Update–Gaza Freedom March
Guest post from Sayed Dhansay, 28 December 2009
Participants in the first ever Gaza Freedom March are currently still in Cairo after the Egyptian government denied their requests to enter the Gaza Strip. Over 1,360 peace activists from 43 different countries have travelled to Egypt in the hope of visiting Gaza.
The marchers were scheduled to participate in a march inside the Gaza Strip on 31 December 2009 alongside an expected 50,000 Palestinians to commemorate the first anniversary of Israel’s winter invasion that left over 1,400 Palestinians dead and more than 5,000 injured. The Gaza Freedom March also has desperately needed relief aid that it wants to take into Gaza, and seeks to raise awareness of the suffocating siege which Gaza has been under since 2006.
Despite five months of intensive negotiations with Egyptian authorities by organisers, the Egyptian government notified them just days before the march that they would not be allowed to proceed.
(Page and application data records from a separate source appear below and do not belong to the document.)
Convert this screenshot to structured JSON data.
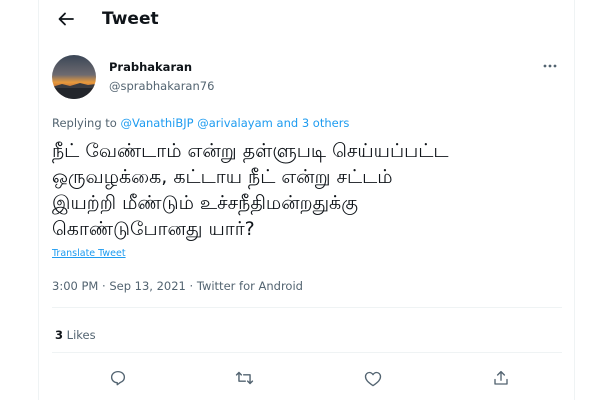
{
  "header": {
    "title": "Tweet",
    "back_icon": "arrow-left-icon"
  },
  "author": {
    "name": "Prabhakaran",
    "handle": "@sprabhakaran76",
    "avatar": "sunset-avatar"
  },
  "reply": {
    "prefix": "Replying to",
    "mentions": [
      "@VanathiBJP",
      "@arivalayam"
    ],
    "conjunction": "and",
    "others": "3 others"
  },
  "tweet": {
    "lines": [
      "நீட் வேண்டாம் என்று தள்ளுபடி செய்யப்பட்ட",
      "ஒருவழக்கை, கட்டாய நீட் என்று சட்டம்",
      "இயற்றி மீண்டும் உச்சநீதிமன்றதுக்கு",
      "கொண்டுபோனது யார்?"
    ],
    "translate": "Translate Tweet",
    "time": "3:00 PM",
    "sep": "·",
    "date": "Sep 13, 2021",
    "source": "Twitter for Android"
  },
  "stats": {
    "likes_count": "3",
    "likes_label": "Likes"
  },
  "actions": [
    "reply-icon",
    "retweet-icon",
    "like-icon",
    "share-icon"
  ],
  "colors": {
    "accent": "#1d9bf0",
    "text": "#0f1419",
    "muted": "#536471",
    "border": "#eff3f4"
  }
}
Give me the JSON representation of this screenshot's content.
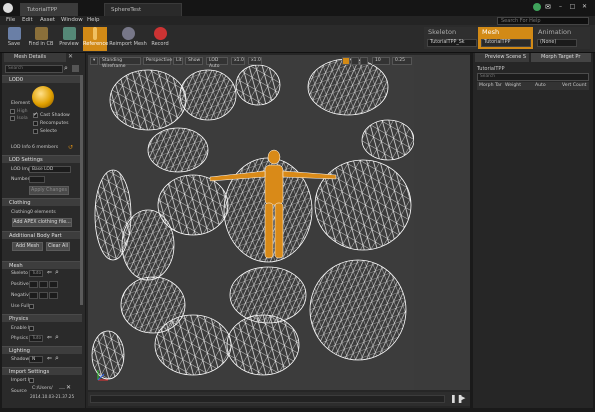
{
  "window": {
    "tabs": [
      "TutorialTPP Skeleton",
      "SphereTest"
    ],
    "controls": [
      "–",
      "□",
      "✕"
    ]
  },
  "menu": [
    "File",
    "Edit",
    "Asset",
    "Window",
    "Help"
  ],
  "search_help": {
    "placeholder": "Search For Help"
  },
  "toolbar": {
    "buttons": [
      {
        "label": "Save",
        "icon": "save-icon"
      },
      {
        "label": "Find in CB",
        "icon": "find-in-content-browser-icon"
      },
      {
        "label": "Preview",
        "icon": "preview-icon"
      },
      {
        "label": "Reference",
        "icon": "reference-pose-icon"
      },
      {
        "label": "Reimport Mesh",
        "icon": "reimport-icon"
      },
      {
        "label": "Record",
        "icon": "record-icon"
      }
    ],
    "active": "Reference"
  },
  "modes": [
    {
      "title": "Skeleton",
      "value": "TutorialTPP_Sk"
    },
    {
      "title": "Mesh",
      "value": "TutorialTPP"
    },
    {
      "title": "Animation",
      "value": "(None)"
    }
  ],
  "left": {
    "tab": "Mesh Details",
    "search_placeholder": "Search",
    "lod_header": "LOD0",
    "element_label": "Element",
    "element_options": [
      "High",
      "Isola",
      "Cast Shadow",
      "Recomputes",
      "Selecte"
    ],
    "lod_info_label": "LOD Info",
    "lod_info_value": "6 members",
    "lod_settings_header": "LOD Settings",
    "lod_import_label": "LOD Imp",
    "lod_import_value": "Base LOD",
    "number_label": "Number",
    "apply_changes": "Apply Changes",
    "clothing_header": "Clothing",
    "clothing_label": "Clothing",
    "clothing_value": "0 elements",
    "add_apex_btn": "Add APEX clothing file...",
    "additional_header": "Additional Body Part",
    "add_mesh_btn": "Add Mesh",
    "clear_all_btn": "Clear All",
    "mesh_header": "Mesh",
    "skeleton_label": "Skeleto",
    "skeleton_value": "Tuto",
    "positive_label": "Positive",
    "negative_label": "Negativ",
    "use_full_label": "Use Full",
    "physics_header": "Physics",
    "enable_label": "Enable I",
    "physics_label": "Physics",
    "physics_value": "Tuto",
    "lighting_header": "Lighting",
    "shadow_label": "Shadow",
    "shadow_value": "N",
    "import_header": "Import Settings",
    "import_label": "Import I",
    "source_label": "Source",
    "source_path": "C:/Users/",
    "source_date": "2014.10.03-21.37.25"
  },
  "viewport": {
    "toolbar": [
      "Standing Wireframe",
      "Perspective",
      "Lit",
      "Show",
      "LOD Auto",
      "x1.0",
      "x1.0"
    ],
    "right_values": [
      "10",
      "0.25"
    ]
  },
  "right": {
    "tabs": [
      "Preview Scene S",
      "Morph Target Pr"
    ],
    "mesh_name": "TutorialTPP",
    "search_placeholder": "Search",
    "columns": [
      "Morph Tar",
      "Weight",
      "Auto",
      "Vert Count"
    ]
  }
}
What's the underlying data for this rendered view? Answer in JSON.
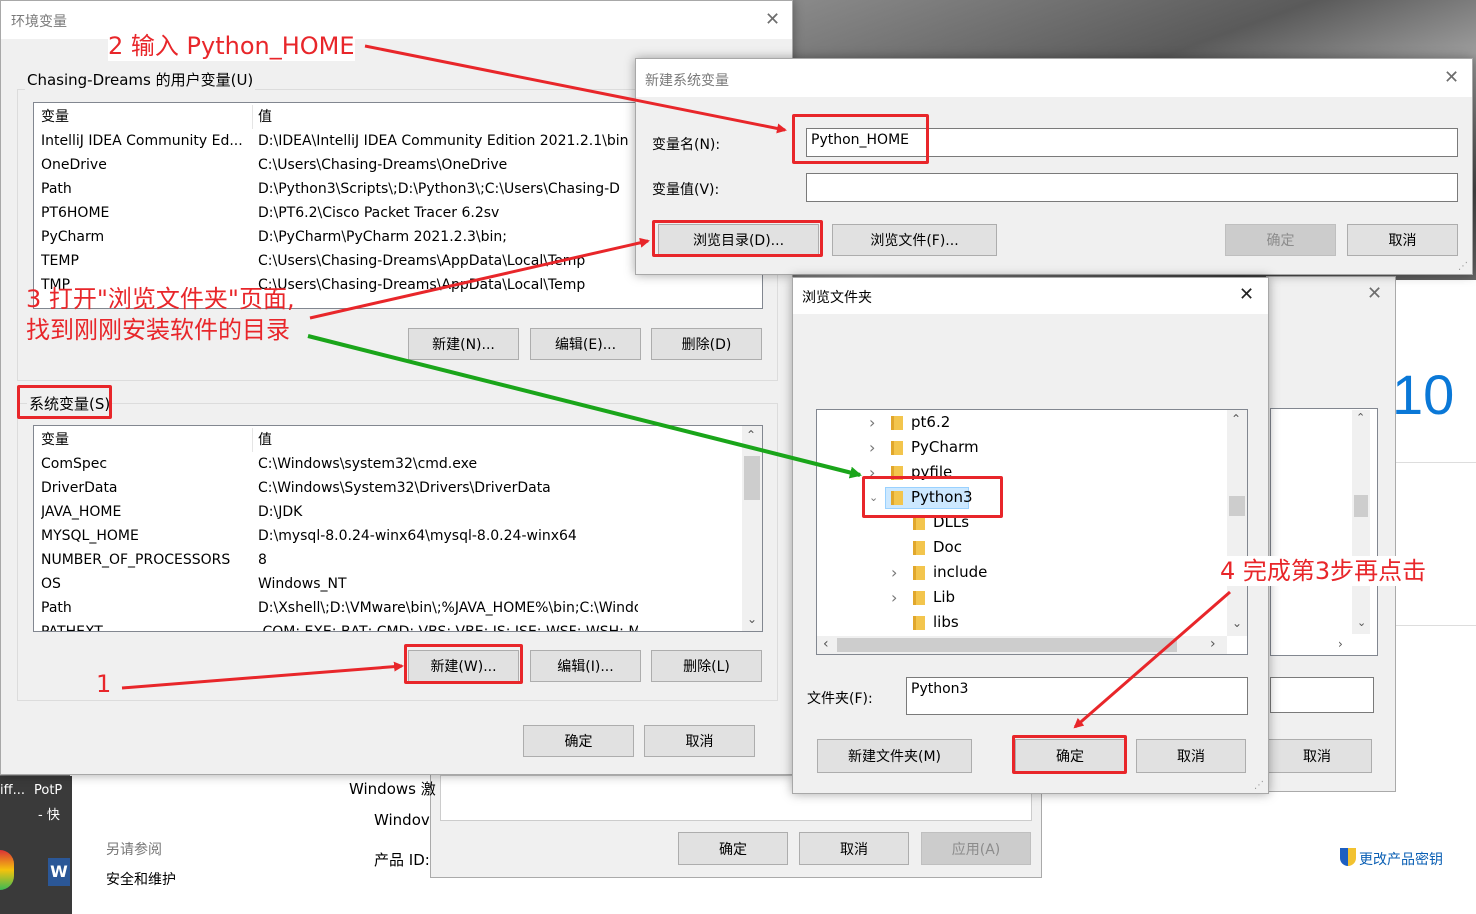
{
  "colors": {
    "annotation": "#e8262a",
    "arrow_green": "#1aa51a",
    "win10_blue": "#0a78d7"
  },
  "env_dialog": {
    "title": "环境变量",
    "user_group_label": "Chasing-Dreams 的用户变量(U)",
    "col_var": "变量",
    "col_val": "值",
    "user_vars": [
      {
        "name": "IntelliJ IDEA Community Ed...",
        "value": "D:\\IDEA\\IntelliJ IDEA Community Edition 2021.2.1\\bin"
      },
      {
        "name": "OneDrive",
        "value": "C:\\Users\\Chasing-Dreams\\OneDrive"
      },
      {
        "name": "Path",
        "value": "D:\\Python3\\Scripts\\;D:\\Python3\\;C:\\Users\\Chasing-D"
      },
      {
        "name": "PT6HOME",
        "value": "D:\\PT6.2\\Cisco Packet Tracer 6.2sv"
      },
      {
        "name": "PyCharm",
        "value": "D:\\PyCharm\\PyCharm 2021.2.3\\bin;"
      },
      {
        "name": "TEMP",
        "value": "C:\\Users\\Chasing-Dreams\\AppData\\Local\\Temp"
      },
      {
        "name": "TMP",
        "value": "C:\\Users\\Chasing-Dreams\\AppData\\Local\\Temp"
      }
    ],
    "user_new": "新建(N)...",
    "user_edit": "编辑(E)...",
    "user_delete": "删除(D)",
    "sys_group_label": "系统变量(S)",
    "sys_vars": [
      {
        "name": "ComSpec",
        "value": "C:\\Windows\\system32\\cmd.exe"
      },
      {
        "name": "DriverData",
        "value": "C:\\Windows\\System32\\Drivers\\DriverData"
      },
      {
        "name": "JAVA_HOME",
        "value": "D:\\JDK"
      },
      {
        "name": "MYSQL_HOME",
        "value": "D:\\mysql-8.0.24-winx64\\mysql-8.0.24-winx64"
      },
      {
        "name": "NUMBER_OF_PROCESSORS",
        "value": "8"
      },
      {
        "name": "OS",
        "value": "Windows_NT"
      },
      {
        "name": "Path",
        "value": "D:\\Xshell\\;D:\\VMware\\bin\\;%JAVA_HOME%\\bin;C:\\Windows\\sys..."
      },
      {
        "name": "PATHEXT",
        "value": ".COM;.EXE;.BAT;.CMD;.VBS;.VBE;.JS;.JSE;.WSF;.WSH;.MSC"
      }
    ],
    "sys_new": "新建(W)...",
    "sys_edit": "编辑(I)...",
    "sys_delete": "删除(L)",
    "ok": "确定",
    "cancel": "取消"
  },
  "new_var_dialog": {
    "title": "新建系统变量",
    "name_label": "变量名(N):",
    "name_value": "Python_HOME",
    "value_label": "变量值(V):",
    "value_value": "",
    "browse_dir": "浏览目录(D)...",
    "browse_file": "浏览文件(F)...",
    "ok": "确定",
    "cancel": "取消"
  },
  "browse_dialog": {
    "title": "浏览文件夹",
    "tree": [
      {
        "label": "pt6.2",
        "level": 0,
        "expandable": true,
        "expanded": false
      },
      {
        "label": "PyCharm",
        "level": 0,
        "expandable": true,
        "expanded": false
      },
      {
        "label": "pyfile",
        "level": 0,
        "expandable": true,
        "expanded": false
      },
      {
        "label": "Python3",
        "level": 0,
        "expandable": true,
        "expanded": true,
        "selected": true
      },
      {
        "label": "DLLs",
        "level": 1,
        "expandable": false,
        "expanded": false
      },
      {
        "label": "Doc",
        "level": 1,
        "expandable": false,
        "expanded": false
      },
      {
        "label": "include",
        "level": 1,
        "expandable": true,
        "expanded": false
      },
      {
        "label": "Lib",
        "level": 1,
        "expandable": true,
        "expanded": false
      },
      {
        "label": "libs",
        "level": 1,
        "expandable": false,
        "expanded": false
      }
    ],
    "folder_label": "文件夹(F):",
    "folder_value": "Python3",
    "new_folder": "新建文件夹(M)",
    "ok": "确定",
    "cancel": "取消"
  },
  "background": {
    "win10_text": "10",
    "windows_label": "Windows 激",
    "windows_label2": "Windov",
    "product_id": "产品 ID:",
    "see_also": "另请参阅",
    "security": "安全和维护",
    "change_key": "更改产品密钥",
    "sys_ok": "确定",
    "sys_cancel": "取消",
    "sys_apply": "应用(A)",
    "right_cancel": "取消",
    "desktop1": "iff...",
    "desktop2": "PotP",
    "desktop3": "- 快"
  },
  "annotations": {
    "step1": "1",
    "step2": "2 输入 Python_HOME",
    "step3_line1": "3 打开\"浏览文件夹\"页面,",
    "step3_line2": "找到刚刚安装软件的目录",
    "step4": "4 完成第3步再点击"
  }
}
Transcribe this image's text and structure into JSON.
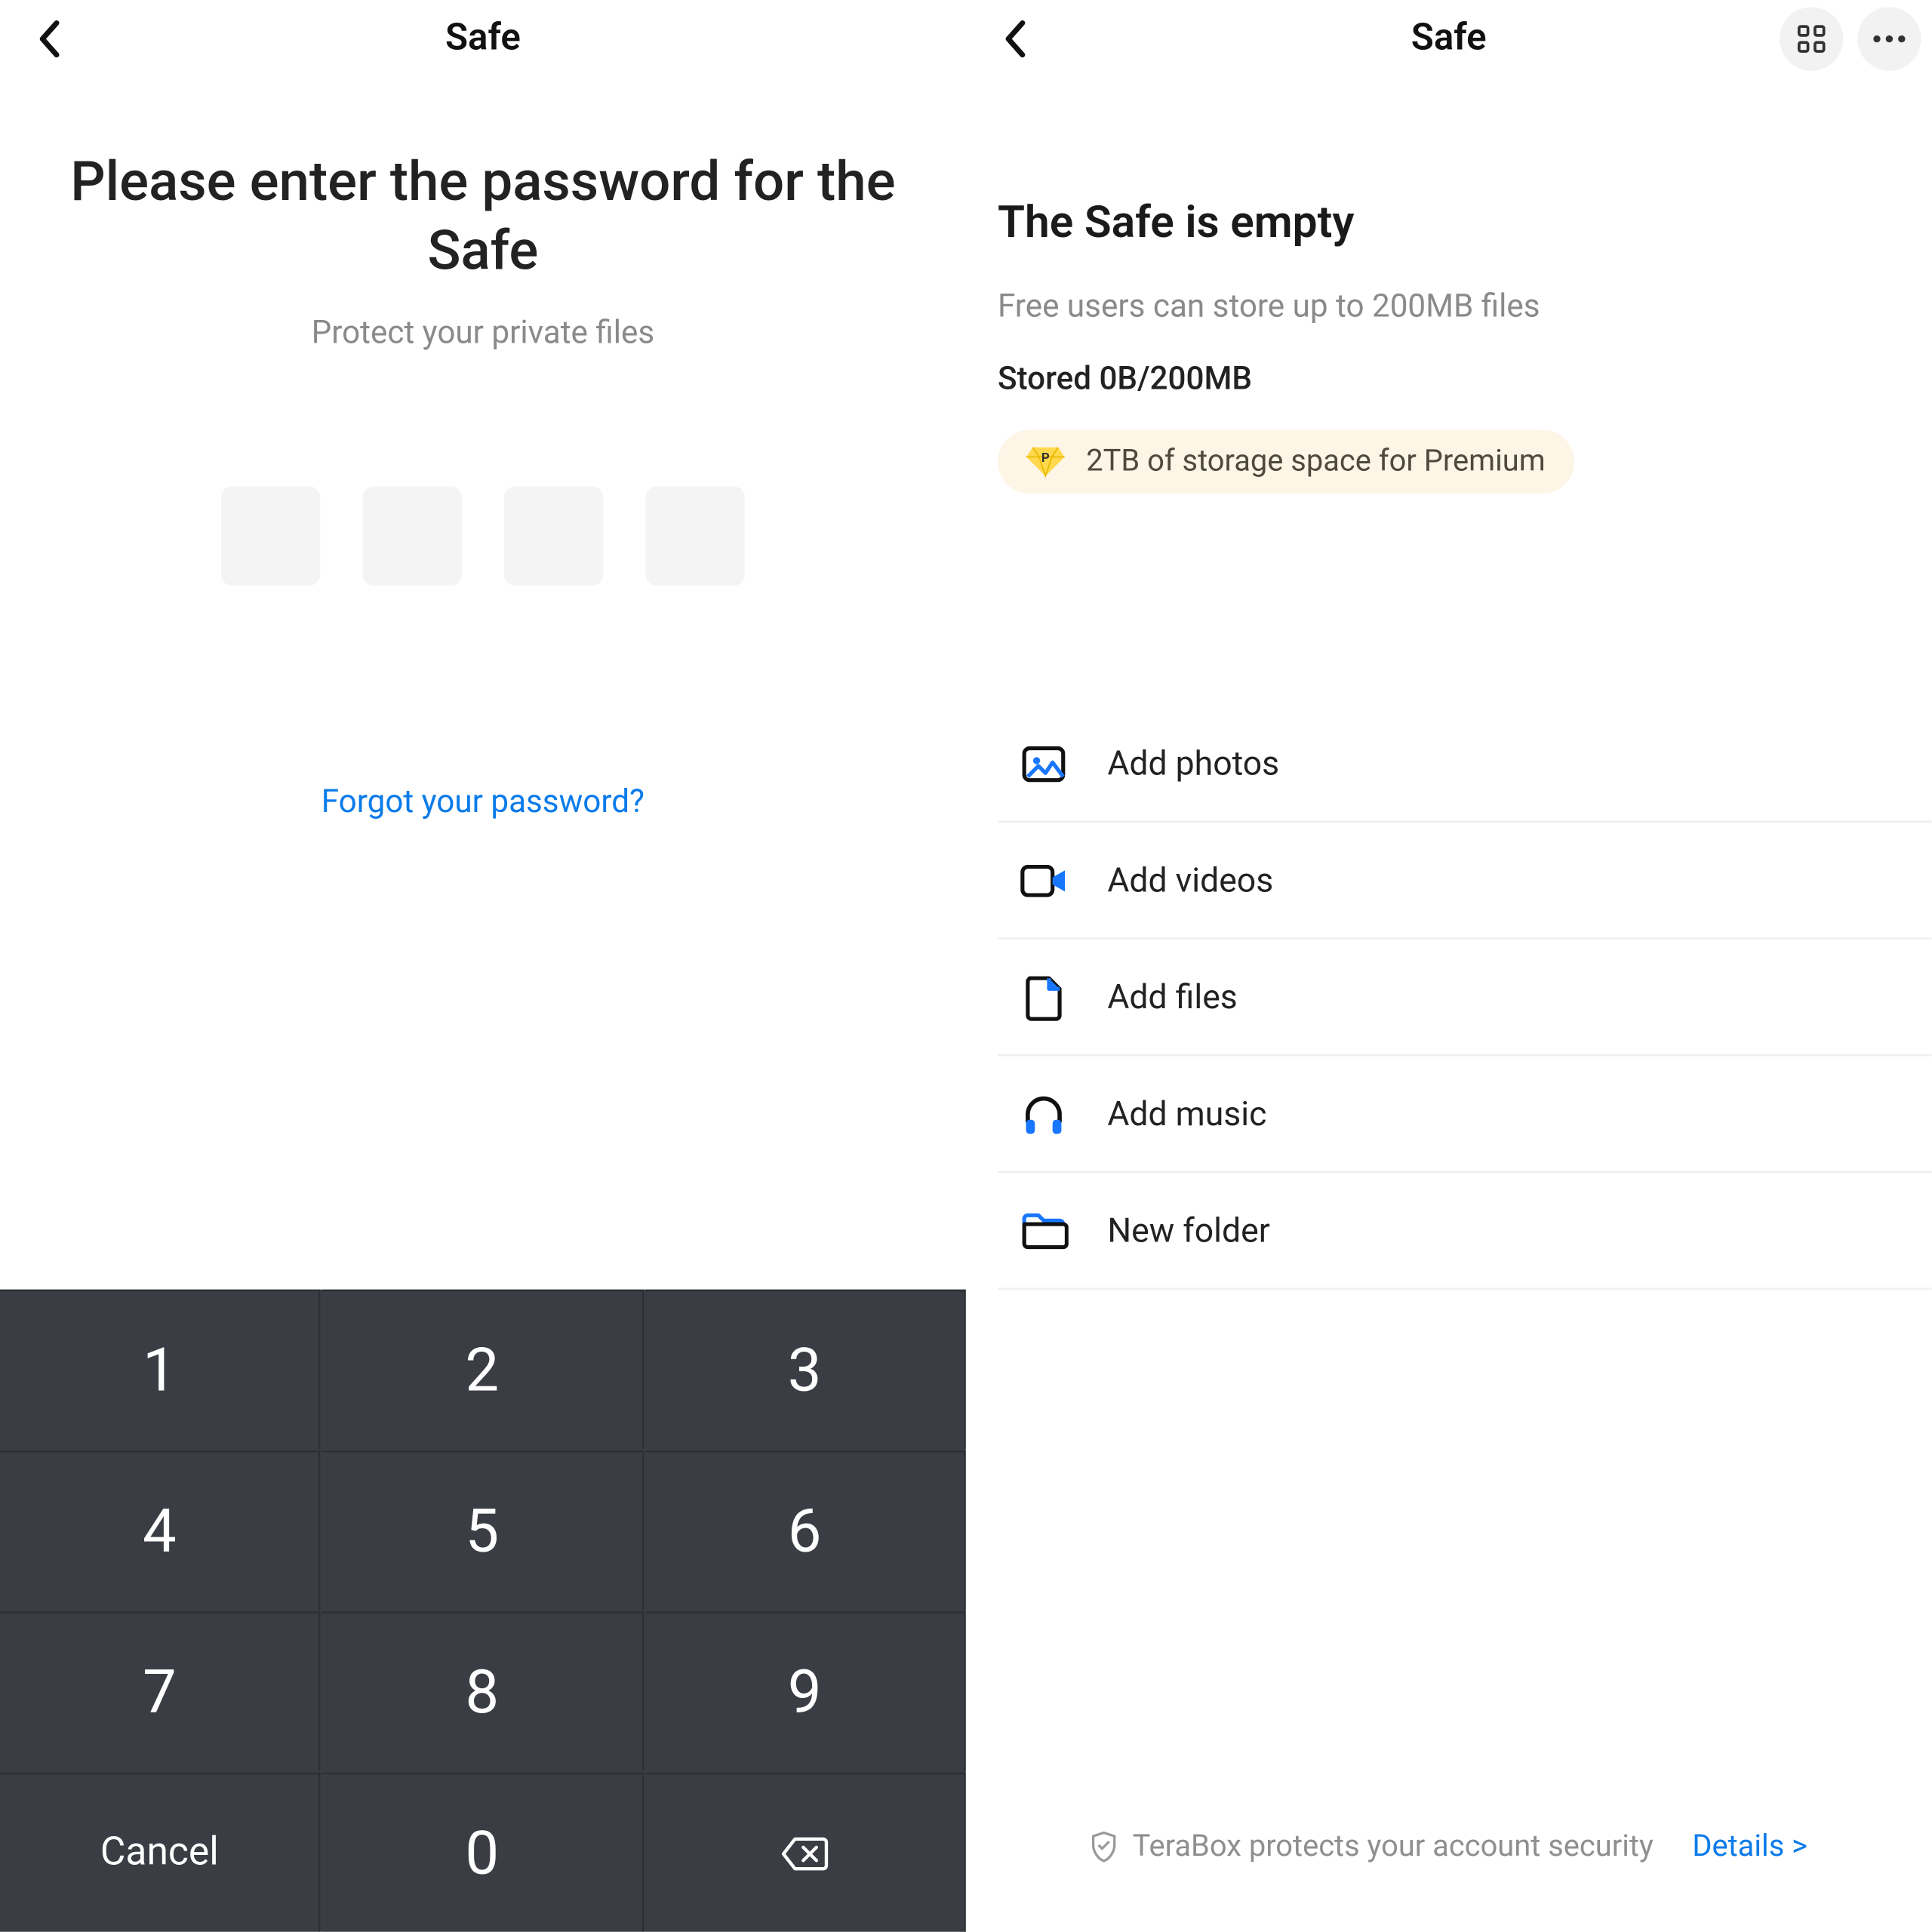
{
  "left": {
    "appbar_title": "Safe",
    "prompt_title": "Please enter the password for the Safe",
    "prompt_sub": "Protect your private files",
    "forgot": "Forgot your password?",
    "keypad": {
      "k1": "1",
      "k2": "2",
      "k3": "3",
      "k4": "4",
      "k5": "5",
      "k6": "6",
      "k7": "7",
      "k8": "8",
      "k9": "9",
      "cancel": "Cancel",
      "k0": "0"
    }
  },
  "right": {
    "appbar_title": "Safe",
    "title": "The Safe is empty",
    "sub": "Free users can store up to 200MB files",
    "storage": "Stored 0B/200MB",
    "premium": "2TB of storage space for Premium",
    "actions": {
      "photos": "Add photos",
      "videos": "Add videos",
      "files": "Add files",
      "music": "Add music",
      "folder": "New folder"
    },
    "footer_text": "TeraBox protects your account security",
    "footer_link": "Details >"
  }
}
Busses transporting the marchers were scheduled to depart from Cairo for the border town of Al Arish on Monday morning. They failed to arrive however after the Egyptian government threatened to revoke the permits of any companies transporting marchers to Gaza. Several participants who travelled to Al Arish independently on Sunday evening were detained or arrested, with some being placed under house arrest in their hotels.
Egyptian police also broke up a peaceful vigil on Sunday night which saw activists attempting to float 1,400 candles on the River Nile in commemoration of those killed in Gaza.
Other protesters report being harassed by Egyptian police and having their busses turned back at various points along highways en route to Al Arish. At present, reaching the Rafah border is impossible as several Egyptian military checkpoints have been set up to prevent protesters from approaching the sealed crossing.
On Sunday evening over 300 French nationals laid siege to the French embassy in downtown Cairo in order to pressure their government to intervene and persuade the Egyptian government to allow the Gaza Freedom March to proceed. The group is still camped outside the embassy and say they will remain there until permission to proceed to Gaza has been granted.
Also on Monday, five busses transporting British, Greek, Belgian and French marchers were turned back at several points en route to Al Arish, with some groups’ passports being temporarily confiscated by Egyptian police.
As every attempt to travel to Al Arish is currently being thwarted by Egyptian authorities, march organizers and participants have turned their efforts to applying political pressure on Egyptian authorities and raising awareness in local and international media in the hope that the decision will be reversed. On Monday afternoon, several hundred march participants staged a lively protest on the doorstep of the UN offices in Cairo.
Activists sang, waved Palestinian flags, erected a makeshift “Gaza Embassy” and staged a “die-in”, symbolizing those killed in Israel’s military offensive in Gaza one year ago. The protesters have set up camp outside the UN offices and refuse to disperse until they are given permission to travel to Gaza.
85-year-old Holocaust survivor and Gaza Freedom March participant Hedy Epstein is leading a hunger strike in protest of the Egyptian government’s decision to ban the march.
Several embassies have also been contacted to intervene and a women’s delegation has delivered a letter to the wife of President Hosni Mubarak appealing to let the march proceed. Organisers also met with the Arab League on Monday pleading for an intervention but, expectedly, were not given any firm commitment.
The over 1,300-strong delegation includes doctors, lawyers, diplomats, journalists, Imams, Rabbis, a Jewish contingent, women’s contingent, grassroots activists and Palestinians who have never been able to visit Gaza.
March participants are appealing to people in every country to urgently apply pressure to their Egyptian embassies to allow the delegation to proceed to Gaza and take with them the desperately needed aid.